Buffy Sainte-Marie, a folk singer and advocate for social justice, has refuted claims that she misled the public about her Native American heritage. This comes after a Canadian documentary raised concerns about inconsistencies in her story about her Cree background.
Last Friday, the investigative branch of the Canadian Broadcasting Corporation, known as the Fifth Estate, released a report about the singer’s heritage. The report claimed that her personal history contains numerous discrepancies and inaccuracies within a larger narrative.
The contentious report released by the national media outlet follows a series of notable accusations of individuals falsely claiming Indigenous heritage, sparking larger concerns about the misuse of Indigenous identity.
The website for Sainte-Marie refers to her as a “Cree musician” and states that she was born in 1941 on the Piapot First Nation reserve in Saskatchewan. It is believed that she was taken from her biological parents as an infant and raised by a white family in the United States. The singer has stated that her birth records were lost in a hospital fire.
According to the CBC, after conducting interviews with Sainte-Marie’s family and examining a birth certificate, it appears that there is proof that she was born in Stoneham, Massachusetts and does not have any Indigenous heritage.
According to Heidi St. Marie, the daughter of Sainte-Marie’s older brother Alan, her birthplace is not Canada but the United States. She also believes that Sainte-Marie is neither Indigenous nor Native American.
Prior to the report, Sainte-Marie issued a statement on Thursday expressing that the accusations were “extremely painful”.
“I have constantly faced difficulty in addressing inquiries regarding my identity,” she stated. “After conducting research, it became evident that I am unsure of my origins and the identities of my biological parents, and I will never have the answers.”
In a recent interview with the Guardian, 82-year-old Sainte-Marie acknowledged the challenge of understanding her past.
“As children who were adopted, we are not even aware of our birthday,” she expressed. “Our entire lives are spent questioning things that we cannot provide answers to.”
Sainte-Marie informed the press that she was eventually able to reconnect with her family at the Piapot First Nation and was taken in by the Piapot family. She stated to the Boston Herald, “My Cree name is Piyasees Kanikamut, which translates to ‘Singing Bird’. I am now an acknowledged member of the reservation.”
On Thursday, the Piapot family expressed that inquiries about Sainte-Marie’s lineage were “painful, uninformed, oppressive – and discriminatory.”
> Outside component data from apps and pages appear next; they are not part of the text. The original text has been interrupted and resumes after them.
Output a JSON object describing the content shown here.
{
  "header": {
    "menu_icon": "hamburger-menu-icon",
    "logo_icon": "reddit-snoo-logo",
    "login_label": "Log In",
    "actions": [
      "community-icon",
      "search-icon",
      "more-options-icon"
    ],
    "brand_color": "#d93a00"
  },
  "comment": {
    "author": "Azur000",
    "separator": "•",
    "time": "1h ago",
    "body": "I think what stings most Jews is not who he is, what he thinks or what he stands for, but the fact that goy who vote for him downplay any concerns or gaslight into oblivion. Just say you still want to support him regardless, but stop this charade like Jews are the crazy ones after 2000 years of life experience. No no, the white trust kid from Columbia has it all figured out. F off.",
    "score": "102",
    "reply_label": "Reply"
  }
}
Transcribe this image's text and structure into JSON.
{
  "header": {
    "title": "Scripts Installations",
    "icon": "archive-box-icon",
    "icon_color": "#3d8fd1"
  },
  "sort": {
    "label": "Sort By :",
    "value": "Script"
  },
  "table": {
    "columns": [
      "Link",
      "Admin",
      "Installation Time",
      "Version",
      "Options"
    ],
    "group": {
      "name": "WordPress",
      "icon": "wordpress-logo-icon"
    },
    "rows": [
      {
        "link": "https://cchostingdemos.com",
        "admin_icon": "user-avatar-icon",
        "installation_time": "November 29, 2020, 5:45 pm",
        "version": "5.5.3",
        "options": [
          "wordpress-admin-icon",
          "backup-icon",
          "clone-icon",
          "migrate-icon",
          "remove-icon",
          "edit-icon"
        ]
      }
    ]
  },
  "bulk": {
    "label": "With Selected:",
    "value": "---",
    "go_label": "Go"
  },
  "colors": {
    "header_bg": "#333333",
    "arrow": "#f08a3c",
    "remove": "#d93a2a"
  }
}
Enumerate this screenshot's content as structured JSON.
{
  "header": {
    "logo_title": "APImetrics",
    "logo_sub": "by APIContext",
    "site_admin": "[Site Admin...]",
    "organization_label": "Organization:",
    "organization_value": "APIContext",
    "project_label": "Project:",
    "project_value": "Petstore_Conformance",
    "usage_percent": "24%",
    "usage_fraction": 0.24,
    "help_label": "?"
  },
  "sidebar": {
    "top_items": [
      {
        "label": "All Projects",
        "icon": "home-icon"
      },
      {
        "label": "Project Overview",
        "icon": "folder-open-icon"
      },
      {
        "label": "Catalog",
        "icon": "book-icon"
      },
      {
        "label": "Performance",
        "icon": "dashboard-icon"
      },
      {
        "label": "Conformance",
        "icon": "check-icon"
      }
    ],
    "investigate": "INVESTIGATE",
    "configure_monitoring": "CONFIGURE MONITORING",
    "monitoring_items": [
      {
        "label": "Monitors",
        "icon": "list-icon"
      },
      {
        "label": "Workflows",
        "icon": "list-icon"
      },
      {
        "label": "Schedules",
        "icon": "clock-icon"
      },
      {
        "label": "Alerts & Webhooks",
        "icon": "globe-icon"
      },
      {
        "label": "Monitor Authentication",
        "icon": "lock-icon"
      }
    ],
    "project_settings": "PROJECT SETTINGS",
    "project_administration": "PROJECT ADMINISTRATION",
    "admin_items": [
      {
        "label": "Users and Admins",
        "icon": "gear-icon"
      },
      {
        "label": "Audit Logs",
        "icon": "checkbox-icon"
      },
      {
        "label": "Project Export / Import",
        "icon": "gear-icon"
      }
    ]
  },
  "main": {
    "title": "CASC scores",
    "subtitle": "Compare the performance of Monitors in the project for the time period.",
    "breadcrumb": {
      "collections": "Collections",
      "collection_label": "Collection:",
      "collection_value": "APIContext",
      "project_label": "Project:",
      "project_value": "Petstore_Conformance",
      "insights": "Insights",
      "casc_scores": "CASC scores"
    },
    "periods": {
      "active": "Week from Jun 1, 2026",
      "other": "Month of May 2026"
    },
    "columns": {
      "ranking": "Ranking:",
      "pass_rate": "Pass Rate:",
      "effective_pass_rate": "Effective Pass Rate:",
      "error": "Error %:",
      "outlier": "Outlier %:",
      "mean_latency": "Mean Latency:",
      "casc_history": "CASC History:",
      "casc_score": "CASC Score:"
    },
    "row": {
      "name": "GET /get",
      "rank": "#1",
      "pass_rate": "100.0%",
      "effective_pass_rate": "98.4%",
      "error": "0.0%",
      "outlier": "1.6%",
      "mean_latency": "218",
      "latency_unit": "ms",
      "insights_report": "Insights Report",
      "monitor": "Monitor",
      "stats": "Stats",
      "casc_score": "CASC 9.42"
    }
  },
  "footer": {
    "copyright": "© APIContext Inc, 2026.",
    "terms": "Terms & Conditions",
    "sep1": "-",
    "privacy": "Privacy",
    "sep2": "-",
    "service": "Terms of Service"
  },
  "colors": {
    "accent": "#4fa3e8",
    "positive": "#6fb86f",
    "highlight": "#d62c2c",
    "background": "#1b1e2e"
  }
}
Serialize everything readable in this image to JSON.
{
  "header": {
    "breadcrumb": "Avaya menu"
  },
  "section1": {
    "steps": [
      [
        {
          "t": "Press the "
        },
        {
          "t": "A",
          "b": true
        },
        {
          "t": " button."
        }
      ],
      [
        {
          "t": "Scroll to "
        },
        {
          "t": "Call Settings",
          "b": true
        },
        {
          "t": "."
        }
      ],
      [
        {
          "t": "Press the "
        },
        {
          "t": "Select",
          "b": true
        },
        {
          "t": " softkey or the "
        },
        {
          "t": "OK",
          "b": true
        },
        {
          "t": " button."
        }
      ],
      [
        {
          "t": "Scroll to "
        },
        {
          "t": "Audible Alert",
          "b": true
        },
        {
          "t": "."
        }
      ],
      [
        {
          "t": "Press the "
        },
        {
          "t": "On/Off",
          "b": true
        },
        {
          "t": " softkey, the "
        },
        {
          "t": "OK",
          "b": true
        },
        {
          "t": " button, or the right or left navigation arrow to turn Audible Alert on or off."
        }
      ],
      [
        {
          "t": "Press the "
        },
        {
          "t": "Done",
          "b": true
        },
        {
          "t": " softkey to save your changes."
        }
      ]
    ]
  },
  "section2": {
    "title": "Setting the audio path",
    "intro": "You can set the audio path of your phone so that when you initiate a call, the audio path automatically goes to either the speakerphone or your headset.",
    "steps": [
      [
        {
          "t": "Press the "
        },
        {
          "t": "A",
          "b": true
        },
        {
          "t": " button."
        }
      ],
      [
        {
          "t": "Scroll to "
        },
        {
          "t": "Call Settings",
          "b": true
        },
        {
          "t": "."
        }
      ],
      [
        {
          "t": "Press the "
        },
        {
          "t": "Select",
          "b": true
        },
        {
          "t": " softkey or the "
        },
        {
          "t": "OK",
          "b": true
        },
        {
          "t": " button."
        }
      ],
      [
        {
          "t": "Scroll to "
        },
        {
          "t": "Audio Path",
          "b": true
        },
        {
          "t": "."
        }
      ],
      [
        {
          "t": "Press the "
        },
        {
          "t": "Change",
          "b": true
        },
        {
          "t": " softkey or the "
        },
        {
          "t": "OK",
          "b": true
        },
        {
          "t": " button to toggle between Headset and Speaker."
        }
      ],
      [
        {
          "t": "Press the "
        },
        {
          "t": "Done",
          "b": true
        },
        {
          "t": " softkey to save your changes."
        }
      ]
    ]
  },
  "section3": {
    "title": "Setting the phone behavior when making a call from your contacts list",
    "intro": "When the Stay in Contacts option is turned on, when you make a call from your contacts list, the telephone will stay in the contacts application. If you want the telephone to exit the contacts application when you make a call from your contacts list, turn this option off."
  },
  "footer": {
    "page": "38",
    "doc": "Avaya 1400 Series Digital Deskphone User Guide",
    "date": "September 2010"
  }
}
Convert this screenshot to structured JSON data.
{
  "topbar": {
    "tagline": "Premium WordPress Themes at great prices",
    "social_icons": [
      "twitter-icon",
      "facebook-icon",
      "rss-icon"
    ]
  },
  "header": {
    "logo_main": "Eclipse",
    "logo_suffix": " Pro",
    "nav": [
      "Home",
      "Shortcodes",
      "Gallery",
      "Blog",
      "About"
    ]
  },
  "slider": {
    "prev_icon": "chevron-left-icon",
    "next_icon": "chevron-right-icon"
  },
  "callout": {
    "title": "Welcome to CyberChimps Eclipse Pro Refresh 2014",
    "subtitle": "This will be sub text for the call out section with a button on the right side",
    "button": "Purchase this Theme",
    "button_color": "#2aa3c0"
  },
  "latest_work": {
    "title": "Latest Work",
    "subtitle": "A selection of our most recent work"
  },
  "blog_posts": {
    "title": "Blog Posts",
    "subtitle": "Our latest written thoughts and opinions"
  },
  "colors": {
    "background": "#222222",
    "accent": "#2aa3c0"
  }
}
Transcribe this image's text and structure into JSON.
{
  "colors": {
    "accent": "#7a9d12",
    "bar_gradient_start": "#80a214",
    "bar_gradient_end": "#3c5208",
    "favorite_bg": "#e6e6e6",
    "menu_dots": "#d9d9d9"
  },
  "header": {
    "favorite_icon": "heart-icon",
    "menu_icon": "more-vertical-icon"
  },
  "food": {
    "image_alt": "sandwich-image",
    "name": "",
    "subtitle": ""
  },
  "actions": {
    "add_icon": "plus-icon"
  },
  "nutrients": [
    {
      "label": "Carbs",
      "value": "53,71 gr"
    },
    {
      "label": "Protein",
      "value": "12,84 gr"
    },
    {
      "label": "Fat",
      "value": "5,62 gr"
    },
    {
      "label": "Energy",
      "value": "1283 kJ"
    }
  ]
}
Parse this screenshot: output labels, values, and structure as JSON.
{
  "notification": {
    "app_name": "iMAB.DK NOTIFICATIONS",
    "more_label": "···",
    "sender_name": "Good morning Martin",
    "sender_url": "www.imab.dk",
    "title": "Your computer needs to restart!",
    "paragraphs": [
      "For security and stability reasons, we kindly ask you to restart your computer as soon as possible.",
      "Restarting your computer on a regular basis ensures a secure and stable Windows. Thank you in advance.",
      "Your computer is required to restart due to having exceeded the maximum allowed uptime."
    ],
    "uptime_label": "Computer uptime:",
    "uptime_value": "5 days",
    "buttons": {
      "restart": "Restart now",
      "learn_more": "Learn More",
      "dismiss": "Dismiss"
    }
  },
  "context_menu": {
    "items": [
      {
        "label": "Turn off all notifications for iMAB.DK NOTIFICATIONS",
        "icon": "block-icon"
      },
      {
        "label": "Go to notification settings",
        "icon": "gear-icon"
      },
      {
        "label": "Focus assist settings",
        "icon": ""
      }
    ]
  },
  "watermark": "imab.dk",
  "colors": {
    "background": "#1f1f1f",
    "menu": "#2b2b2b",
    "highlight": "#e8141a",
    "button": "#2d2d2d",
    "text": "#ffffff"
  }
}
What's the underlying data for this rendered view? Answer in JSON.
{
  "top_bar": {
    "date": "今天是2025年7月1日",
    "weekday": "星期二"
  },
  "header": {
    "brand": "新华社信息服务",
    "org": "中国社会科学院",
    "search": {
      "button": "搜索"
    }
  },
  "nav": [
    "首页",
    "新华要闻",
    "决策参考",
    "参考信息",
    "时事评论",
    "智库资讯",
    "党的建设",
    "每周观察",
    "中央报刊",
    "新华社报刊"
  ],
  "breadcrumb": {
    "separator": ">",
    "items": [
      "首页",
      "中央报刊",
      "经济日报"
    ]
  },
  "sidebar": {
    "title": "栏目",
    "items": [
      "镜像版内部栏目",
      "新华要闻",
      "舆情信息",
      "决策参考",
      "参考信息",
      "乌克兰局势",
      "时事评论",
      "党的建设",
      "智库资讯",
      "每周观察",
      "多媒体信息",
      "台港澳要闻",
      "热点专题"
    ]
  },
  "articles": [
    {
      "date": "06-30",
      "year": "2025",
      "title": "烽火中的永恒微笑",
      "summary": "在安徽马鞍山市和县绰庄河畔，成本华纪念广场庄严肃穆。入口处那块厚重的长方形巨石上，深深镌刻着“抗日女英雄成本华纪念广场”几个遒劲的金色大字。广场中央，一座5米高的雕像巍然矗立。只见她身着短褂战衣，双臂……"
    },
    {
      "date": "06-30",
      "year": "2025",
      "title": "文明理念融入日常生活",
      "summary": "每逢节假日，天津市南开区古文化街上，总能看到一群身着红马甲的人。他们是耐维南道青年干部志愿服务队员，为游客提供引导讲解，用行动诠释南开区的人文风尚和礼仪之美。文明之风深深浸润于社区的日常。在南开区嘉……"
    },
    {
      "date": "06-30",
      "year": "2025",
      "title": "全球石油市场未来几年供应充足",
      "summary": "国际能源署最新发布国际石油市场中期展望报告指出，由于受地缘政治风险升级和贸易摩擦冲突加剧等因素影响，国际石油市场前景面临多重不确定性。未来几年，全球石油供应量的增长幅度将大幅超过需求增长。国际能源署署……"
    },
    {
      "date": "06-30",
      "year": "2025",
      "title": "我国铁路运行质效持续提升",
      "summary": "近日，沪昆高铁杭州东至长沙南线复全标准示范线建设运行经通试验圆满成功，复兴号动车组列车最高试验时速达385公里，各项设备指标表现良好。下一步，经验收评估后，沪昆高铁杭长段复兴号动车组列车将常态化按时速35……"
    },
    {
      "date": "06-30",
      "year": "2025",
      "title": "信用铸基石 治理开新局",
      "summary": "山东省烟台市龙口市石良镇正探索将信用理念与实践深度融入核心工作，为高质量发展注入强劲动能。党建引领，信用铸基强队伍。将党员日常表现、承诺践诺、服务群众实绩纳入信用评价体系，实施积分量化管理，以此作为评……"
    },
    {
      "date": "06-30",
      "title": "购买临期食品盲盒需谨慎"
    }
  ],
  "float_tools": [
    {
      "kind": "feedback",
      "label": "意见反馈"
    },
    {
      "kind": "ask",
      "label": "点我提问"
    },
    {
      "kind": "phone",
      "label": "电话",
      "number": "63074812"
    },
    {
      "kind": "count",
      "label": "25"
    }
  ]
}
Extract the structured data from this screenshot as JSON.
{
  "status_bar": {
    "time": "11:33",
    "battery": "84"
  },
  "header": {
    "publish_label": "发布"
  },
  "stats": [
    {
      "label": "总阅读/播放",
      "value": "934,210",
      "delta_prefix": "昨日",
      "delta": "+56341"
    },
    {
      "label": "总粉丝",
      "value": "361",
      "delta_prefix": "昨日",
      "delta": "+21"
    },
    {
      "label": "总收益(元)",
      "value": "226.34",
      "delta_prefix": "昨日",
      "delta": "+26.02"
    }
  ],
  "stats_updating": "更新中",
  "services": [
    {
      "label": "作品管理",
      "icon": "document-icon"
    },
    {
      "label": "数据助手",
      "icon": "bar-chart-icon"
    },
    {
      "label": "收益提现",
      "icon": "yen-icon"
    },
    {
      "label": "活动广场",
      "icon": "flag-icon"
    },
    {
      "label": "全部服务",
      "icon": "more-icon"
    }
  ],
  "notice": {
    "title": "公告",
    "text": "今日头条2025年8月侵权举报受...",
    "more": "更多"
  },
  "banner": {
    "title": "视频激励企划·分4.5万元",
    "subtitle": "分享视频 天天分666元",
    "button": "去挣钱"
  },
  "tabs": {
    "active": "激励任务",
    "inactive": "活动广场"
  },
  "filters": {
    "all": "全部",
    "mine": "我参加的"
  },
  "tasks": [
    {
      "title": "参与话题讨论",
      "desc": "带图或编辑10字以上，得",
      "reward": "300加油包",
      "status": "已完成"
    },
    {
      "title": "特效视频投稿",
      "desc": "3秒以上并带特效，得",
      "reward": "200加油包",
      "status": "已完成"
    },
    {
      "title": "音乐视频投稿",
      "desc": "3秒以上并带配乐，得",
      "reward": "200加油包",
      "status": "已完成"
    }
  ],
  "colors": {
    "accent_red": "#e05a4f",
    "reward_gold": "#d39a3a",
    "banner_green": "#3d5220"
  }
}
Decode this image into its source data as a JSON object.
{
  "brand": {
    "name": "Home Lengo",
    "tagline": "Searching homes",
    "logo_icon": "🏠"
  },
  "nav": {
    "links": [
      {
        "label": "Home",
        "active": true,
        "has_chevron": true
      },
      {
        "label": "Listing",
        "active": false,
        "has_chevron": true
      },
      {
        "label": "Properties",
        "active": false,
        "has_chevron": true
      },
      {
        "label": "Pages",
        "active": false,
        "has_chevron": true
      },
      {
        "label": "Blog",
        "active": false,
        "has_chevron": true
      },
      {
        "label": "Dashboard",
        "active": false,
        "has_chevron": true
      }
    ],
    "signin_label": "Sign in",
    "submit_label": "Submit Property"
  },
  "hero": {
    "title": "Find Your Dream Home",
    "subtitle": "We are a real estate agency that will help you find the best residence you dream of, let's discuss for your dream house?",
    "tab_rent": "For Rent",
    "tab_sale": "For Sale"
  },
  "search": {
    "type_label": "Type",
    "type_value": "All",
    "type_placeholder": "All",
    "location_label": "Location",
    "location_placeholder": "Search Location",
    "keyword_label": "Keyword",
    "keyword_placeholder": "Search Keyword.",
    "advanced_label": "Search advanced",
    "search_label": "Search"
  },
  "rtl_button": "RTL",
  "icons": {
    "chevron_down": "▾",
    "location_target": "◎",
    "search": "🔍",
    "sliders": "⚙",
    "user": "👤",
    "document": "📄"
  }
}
Debra and Ntawnis Piapot released a statement asserting that their family and community hold the ultimate authority in determining membership, regardless of the opinions or actions of Canada, its governments, the Indian Act, institutions, media, or any individual.
“Buffy is a cherished member of our family, as we chose her and she chose us. Our family is made up of individuals from the Piapot First Nation, which holds a significant meaning to us beyond any official documents or records of colonization.”
Sainte-Marie, a Grammy award-winning artist, recently announced her retirement from live shows due to health concerns. She has been a strong supporter of Indigenous communities and has played a crucial role in promoting social justice causes.
However, recent concerns have arisen about her heritage, following a series of high-profile cases involving individuals falsely claiming Indigenous identity. In a similar vein, Mary-Ellen Turpel Lafond, a former judge with a long history of advocating for Indigenous rights, was stripped of an award earlier this year after being accused of misrepresenting her ancestry.
In certain cases, individuals known as “pretendians” have utilized fraudulent identities in order to obtain important resources or financial aid designated for Native communities.
During the month of September, the Nunavut Royal Canadian Mounted Police (RCMP) pressed charges against three women for committing fraud by falsely claiming Inuit status in order to receive scholarships reserved for Inuit organizations. The accused, twin sisters Amira and Nadya Gill, are accused of falsely identifying as Inuit to gain access to the funds.
Before the CBC report, well-known Indigenous individuals raised concerns about the broadcaster’s choice to investigate Sainte-Marie’s genealogy. This highlights the complexity of her legacy as a revered artist and influential figure.
Writer Robert Jago questioned the CBC’s decision to publish the report, suggesting Sainte-Marie’s case didn’t appear to reach the threshold for publicly investigating “pretendian” cases.
According to Pam Palmater, a professor and head of Indigenous governance at Toronto Metropolitan University, the recent revelations have caused a rift among Indigenous peoples. Some feel betrayed while others fully support her, but both groups are feeling upset and angered by the story. In light of this, Palmater urges everyone to treat each other with kindness and understanding.
Robyn Michaud, a professor of Indigenous studies at Conestoga College, expressed concern over the targeting of Buffy, who has lived her life as an Indigenous woman and has endured both positive and difficult experiences. She questioned the value of targeting her at this stage in her life and stated, “My heart aches.”